Unlike many of my Cook Islands cousins I was chosen at a very early age to be given the knowledge of my extensive whakapapa and the korero pertaining to the founding of Aotearoa and its links and close relationship to our brothers and sisters in the Cook Islands and thence the greater Pacific Islands to whom I can trace my DNA and in doing so, I can whakapapa back 2000 years.
Does this give me the knowledge? I believe it does.
I hold tuakana chiefly titles for both sides of my whanau and I do not apologise for expressing my concerns regarding the ‘Great Fleet’ tradition.
I do not attack your tupuna, but I do reserve the right to debate the korero they have handed down.
Would you rather believe in misinformation based in part on Chinese whispers or are you a seeker of the simple truth?
The vaka did exist, my whakapapa tells me this, that we can agree on.
What my whakapapa also tells me and many learned scholars both Maori and Pakeha (Kelly, Best, Buck et al) tell me is that those waka were separated by years if not generations of time and therefore cannot be said to be contemporaneous or grouped together into a fleet of ocean going vaka paddling or sailing serenely together into the sunrise.
If we agree with that picture then we must also agree that this calls into serious discussion as to whether this forms the definition of a fleet. I submit that it does not.
If you do not challenge established doctrine, then you are doing a disservice in the quest for understanding and knowledge regarding whom we are, where we come from, to enable us to see where we are going and how best to get everyone there.

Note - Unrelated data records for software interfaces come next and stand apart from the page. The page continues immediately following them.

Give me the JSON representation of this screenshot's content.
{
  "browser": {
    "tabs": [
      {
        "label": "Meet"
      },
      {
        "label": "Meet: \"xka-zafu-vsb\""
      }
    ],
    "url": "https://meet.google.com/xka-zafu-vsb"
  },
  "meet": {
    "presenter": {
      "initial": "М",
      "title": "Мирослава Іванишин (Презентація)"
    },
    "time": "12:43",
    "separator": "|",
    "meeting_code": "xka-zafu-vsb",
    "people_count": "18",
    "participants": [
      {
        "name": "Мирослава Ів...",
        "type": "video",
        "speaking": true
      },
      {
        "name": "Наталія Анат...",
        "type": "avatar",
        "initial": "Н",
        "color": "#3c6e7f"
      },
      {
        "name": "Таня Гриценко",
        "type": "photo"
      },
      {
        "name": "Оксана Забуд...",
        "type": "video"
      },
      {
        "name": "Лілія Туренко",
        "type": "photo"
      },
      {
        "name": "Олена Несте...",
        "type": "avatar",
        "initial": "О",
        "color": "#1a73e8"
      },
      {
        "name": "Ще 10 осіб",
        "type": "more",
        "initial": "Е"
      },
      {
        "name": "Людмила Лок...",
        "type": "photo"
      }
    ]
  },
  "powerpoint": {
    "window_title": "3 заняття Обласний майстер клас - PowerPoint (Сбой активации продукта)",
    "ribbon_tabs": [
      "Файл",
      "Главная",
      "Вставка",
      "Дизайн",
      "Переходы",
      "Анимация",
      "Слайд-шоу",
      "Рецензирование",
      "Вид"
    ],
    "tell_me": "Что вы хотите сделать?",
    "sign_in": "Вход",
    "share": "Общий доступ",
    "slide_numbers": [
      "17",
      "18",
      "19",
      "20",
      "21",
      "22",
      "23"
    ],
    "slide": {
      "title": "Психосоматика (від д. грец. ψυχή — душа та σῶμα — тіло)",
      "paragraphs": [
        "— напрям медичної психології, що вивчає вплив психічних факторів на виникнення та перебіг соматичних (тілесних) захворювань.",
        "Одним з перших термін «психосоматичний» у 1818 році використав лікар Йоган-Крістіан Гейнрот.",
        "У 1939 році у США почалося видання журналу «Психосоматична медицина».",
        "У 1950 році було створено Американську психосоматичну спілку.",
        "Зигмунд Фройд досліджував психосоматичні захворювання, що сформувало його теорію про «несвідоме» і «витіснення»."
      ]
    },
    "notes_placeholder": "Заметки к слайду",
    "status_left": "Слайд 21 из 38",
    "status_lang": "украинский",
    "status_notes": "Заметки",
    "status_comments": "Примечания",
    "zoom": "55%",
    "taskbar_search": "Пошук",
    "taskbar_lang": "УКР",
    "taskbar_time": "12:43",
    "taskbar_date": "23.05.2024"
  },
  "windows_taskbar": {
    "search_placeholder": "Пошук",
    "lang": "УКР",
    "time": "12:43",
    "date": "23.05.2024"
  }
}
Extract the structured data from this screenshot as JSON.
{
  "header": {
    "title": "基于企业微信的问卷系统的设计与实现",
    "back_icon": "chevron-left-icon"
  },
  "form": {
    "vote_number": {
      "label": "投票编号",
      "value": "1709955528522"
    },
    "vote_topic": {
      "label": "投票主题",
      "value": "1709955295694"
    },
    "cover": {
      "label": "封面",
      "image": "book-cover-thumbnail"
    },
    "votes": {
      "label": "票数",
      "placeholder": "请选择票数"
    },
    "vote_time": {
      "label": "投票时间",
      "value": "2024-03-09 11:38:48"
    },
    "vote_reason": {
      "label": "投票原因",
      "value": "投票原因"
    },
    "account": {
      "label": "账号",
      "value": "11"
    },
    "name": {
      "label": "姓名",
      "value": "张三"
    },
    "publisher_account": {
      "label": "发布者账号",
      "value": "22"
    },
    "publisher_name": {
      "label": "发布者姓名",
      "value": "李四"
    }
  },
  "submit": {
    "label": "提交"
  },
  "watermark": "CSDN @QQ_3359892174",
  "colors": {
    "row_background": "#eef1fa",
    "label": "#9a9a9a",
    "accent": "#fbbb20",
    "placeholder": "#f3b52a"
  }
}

It does not matter what hundreds, thousands or millions believe, for without corroborative evidence it is still a belief and becomes more like the glass is half full or half empty discussion.
Te Tuhi Kelly